Page and application data records

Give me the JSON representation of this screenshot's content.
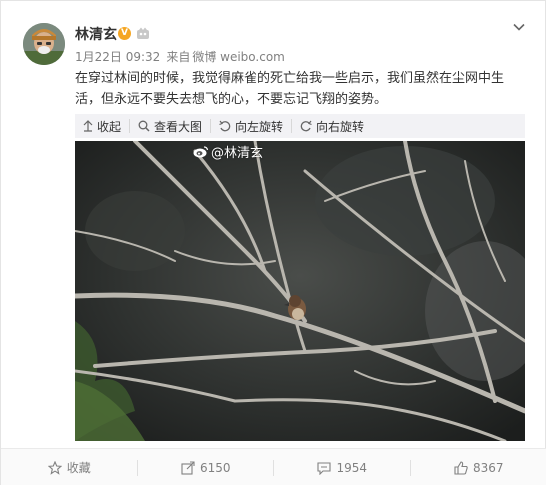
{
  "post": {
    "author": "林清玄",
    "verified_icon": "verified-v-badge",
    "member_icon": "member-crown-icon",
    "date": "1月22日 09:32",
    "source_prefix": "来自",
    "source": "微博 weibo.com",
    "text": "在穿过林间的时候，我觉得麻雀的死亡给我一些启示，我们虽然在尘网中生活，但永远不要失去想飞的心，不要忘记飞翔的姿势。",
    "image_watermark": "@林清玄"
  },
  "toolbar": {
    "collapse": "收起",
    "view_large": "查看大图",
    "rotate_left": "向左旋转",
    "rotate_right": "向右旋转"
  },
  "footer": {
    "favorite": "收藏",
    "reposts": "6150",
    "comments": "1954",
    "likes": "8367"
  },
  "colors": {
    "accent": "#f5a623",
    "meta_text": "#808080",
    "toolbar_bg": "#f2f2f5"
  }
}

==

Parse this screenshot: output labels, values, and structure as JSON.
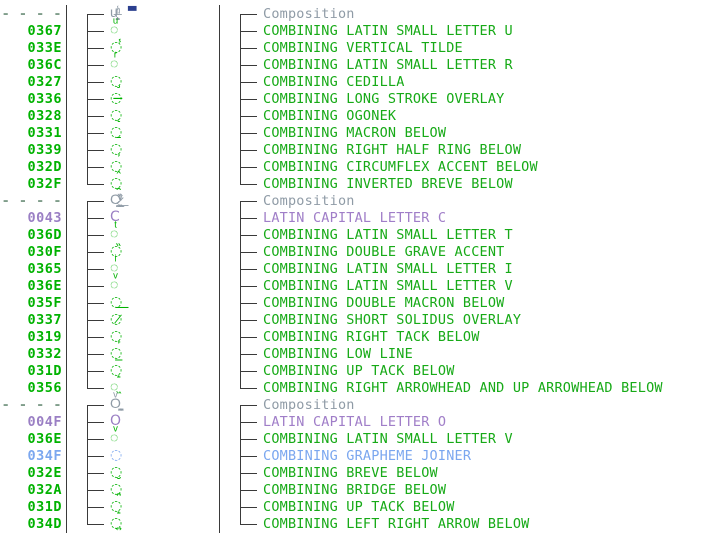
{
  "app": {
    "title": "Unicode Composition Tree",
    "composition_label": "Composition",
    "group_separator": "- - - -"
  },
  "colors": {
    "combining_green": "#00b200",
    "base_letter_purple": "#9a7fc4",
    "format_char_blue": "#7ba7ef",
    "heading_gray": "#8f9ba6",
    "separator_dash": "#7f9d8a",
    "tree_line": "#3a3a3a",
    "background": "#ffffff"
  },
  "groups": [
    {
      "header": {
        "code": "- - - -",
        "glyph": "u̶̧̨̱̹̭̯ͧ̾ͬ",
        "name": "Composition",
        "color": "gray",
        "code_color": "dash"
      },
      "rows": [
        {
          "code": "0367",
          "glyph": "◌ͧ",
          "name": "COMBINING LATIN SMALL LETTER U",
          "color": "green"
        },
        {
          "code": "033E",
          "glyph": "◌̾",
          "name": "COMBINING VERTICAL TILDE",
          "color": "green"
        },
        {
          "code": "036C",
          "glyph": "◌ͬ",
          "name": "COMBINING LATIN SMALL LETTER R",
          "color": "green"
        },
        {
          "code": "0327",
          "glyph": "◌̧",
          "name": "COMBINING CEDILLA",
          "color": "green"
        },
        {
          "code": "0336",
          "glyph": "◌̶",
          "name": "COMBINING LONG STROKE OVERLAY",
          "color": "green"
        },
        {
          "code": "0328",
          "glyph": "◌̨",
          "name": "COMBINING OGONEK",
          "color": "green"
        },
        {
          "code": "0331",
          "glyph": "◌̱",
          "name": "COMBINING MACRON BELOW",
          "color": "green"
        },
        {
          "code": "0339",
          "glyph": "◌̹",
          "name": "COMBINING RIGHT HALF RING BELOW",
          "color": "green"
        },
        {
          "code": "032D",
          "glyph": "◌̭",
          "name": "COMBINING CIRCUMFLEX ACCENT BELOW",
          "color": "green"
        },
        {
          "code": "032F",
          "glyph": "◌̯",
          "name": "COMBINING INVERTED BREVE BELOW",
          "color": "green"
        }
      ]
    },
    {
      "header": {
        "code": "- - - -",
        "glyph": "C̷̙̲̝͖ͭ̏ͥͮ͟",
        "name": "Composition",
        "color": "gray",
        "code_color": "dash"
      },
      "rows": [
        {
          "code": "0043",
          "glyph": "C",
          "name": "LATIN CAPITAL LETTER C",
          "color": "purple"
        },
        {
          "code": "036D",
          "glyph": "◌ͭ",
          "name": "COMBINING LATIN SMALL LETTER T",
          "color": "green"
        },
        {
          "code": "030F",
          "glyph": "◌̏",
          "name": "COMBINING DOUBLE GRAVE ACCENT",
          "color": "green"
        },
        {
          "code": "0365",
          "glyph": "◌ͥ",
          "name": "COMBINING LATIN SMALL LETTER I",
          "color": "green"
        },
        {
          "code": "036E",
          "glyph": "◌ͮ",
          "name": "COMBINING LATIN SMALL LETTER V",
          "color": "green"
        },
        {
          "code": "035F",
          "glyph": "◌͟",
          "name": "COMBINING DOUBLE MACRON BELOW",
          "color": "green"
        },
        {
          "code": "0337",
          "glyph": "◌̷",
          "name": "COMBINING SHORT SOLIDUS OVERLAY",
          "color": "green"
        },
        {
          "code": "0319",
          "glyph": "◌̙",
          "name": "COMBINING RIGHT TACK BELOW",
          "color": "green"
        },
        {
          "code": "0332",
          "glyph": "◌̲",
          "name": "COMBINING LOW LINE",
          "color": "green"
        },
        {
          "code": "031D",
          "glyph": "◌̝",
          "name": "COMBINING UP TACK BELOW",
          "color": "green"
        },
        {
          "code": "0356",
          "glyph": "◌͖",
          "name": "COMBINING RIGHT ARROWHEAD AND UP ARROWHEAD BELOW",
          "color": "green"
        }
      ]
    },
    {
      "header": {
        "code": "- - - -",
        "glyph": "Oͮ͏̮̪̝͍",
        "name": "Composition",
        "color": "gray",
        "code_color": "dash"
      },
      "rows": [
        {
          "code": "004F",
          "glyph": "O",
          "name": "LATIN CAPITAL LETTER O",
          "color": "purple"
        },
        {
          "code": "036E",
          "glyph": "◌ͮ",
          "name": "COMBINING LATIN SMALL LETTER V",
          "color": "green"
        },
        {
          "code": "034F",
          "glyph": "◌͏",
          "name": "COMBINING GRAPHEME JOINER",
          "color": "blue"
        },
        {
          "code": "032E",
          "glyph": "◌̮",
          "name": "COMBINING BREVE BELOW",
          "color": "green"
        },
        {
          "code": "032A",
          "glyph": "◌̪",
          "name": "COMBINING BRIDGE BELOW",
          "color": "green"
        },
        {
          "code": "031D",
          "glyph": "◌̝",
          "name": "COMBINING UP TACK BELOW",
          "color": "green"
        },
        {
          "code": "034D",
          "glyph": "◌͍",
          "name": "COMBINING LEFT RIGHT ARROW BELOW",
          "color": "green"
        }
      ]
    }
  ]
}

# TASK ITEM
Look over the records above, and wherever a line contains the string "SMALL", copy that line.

# SOLUTION TO THIS TASK
          "name": "COMBINING LATIN SMALL LETTER U",
          "name": "COMBINING LATIN SMALL LETTER R",
          "name": "COMBINING LATIN SMALL LETTER T",
          "name": "COMBINING LATIN SMALL LETTER I",
          "name": "COMBINING LATIN SMALL LETTER V",
          "name": "COMBINING LATIN SMALL LETTER V",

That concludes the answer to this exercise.